Latinx Immigrant Parent-Child Relationships: An Intergenerational Model of Cohesion, Conflict and Mental Health
- Author(s): Santacrose, Diana Evdoxia
- Advisor(s): Kia-Keating, Maryam
- et al.
In the United States, one fifth of school-aged children are Latinx, a majority who are first or second generation immigrants (Pew Hispanic Center, 2009). Given the rise in this population of Latinx immigrant youth, scholars recommend the need to develop a more in-depth understanding of influences contributing to deleterious mental health outcomes for Latinx immigrant families (Ornelas & Perreira, 2011). Among these, include family processes, such as family conflict. Latinx immigrant youth and parents often experience stress and family conflict (Lau, McCabe, Yeh, Garland, Wood, & Hough, 2005), impacting family cohesion (Leidy et al., 2010), and mental health outcomes (Hovey & King, 1996). There is also a dearth of research that studies typical parenting practices among immigrant populations (Perreira, Chapman, & Stein, 2006). Utilizing community-based participatory research and mixed methods approaches, the current study extends this line of research by examining family cohesion, family conflict, and parent-child relationships in the presence of a multitude of stressors. Moreover, the current study investigated the relationships between parents’ mental health, family cohesion, family conflict and youths’ depression. To examine these relationships the current study used focus groups with 64 immigrant parents, and a battery of measures with 38 parent-youth dyads who were predominantly from Mexico.
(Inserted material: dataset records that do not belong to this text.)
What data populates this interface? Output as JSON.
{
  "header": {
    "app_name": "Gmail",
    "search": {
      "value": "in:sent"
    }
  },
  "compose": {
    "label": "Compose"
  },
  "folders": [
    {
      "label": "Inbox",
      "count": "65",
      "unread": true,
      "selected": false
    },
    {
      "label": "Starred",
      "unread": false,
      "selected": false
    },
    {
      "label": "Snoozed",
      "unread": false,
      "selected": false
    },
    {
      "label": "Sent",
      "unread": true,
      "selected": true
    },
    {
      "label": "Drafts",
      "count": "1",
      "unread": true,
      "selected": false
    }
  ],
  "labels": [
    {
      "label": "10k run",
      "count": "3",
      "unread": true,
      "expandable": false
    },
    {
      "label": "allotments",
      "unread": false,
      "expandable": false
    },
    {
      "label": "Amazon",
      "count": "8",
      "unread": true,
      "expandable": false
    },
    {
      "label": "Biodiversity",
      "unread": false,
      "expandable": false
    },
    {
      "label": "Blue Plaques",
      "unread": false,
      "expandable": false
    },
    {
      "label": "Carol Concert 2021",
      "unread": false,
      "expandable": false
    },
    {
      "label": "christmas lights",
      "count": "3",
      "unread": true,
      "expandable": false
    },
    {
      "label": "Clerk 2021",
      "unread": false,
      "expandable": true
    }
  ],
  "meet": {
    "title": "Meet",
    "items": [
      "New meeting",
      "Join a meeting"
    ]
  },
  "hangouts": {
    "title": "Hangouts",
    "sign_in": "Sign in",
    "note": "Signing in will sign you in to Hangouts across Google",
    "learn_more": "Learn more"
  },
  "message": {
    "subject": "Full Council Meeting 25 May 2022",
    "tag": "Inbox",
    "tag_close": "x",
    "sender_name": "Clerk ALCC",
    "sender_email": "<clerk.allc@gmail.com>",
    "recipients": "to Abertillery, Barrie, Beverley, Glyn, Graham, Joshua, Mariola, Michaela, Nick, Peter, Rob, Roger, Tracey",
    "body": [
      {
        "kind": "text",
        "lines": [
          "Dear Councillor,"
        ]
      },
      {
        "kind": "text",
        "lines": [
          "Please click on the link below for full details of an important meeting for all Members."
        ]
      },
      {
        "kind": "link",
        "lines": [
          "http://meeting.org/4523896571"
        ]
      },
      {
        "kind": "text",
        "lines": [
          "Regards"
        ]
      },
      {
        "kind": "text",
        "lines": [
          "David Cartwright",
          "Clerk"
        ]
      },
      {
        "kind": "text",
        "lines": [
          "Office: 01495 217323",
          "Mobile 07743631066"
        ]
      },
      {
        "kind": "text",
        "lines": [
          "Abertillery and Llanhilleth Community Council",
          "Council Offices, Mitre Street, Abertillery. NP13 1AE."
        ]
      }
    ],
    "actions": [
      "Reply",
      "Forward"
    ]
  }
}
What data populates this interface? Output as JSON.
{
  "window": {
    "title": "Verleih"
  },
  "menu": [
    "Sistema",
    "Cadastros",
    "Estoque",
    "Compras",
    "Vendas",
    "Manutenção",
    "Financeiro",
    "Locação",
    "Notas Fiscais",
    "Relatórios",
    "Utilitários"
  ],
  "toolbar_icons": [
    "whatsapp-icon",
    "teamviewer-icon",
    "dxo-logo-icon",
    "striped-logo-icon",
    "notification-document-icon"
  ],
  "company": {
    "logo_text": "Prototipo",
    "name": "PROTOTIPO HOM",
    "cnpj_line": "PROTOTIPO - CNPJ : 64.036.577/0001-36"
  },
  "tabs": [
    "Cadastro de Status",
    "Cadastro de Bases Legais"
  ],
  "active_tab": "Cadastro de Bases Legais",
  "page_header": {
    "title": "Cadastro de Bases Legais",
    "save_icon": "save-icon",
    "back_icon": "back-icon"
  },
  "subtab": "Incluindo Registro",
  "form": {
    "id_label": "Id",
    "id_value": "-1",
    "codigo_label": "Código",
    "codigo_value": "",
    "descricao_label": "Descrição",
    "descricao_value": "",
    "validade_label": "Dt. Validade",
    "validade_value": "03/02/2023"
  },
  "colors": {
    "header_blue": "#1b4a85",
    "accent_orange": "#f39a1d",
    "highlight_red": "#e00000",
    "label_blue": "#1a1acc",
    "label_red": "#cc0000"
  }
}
Based on focus group results we developed an integrated theoretical model of family cohesion, family conflict and parent-child relationships that includes four common parent-child interactions Mexican immigrant families engaged in when facing stressors. Results also indicated significant differences in parents’ and youths’ reports of family cohesion and family conflict. Family cohesion and family conflict were both significantly related to youths’ and parents’ depression. However, parents’ depression was not found to moderate the relationships between family cohesion/family conflict and youths’ depression. Implications for Latinx immigrant prevention and intervention efforts will be discussed.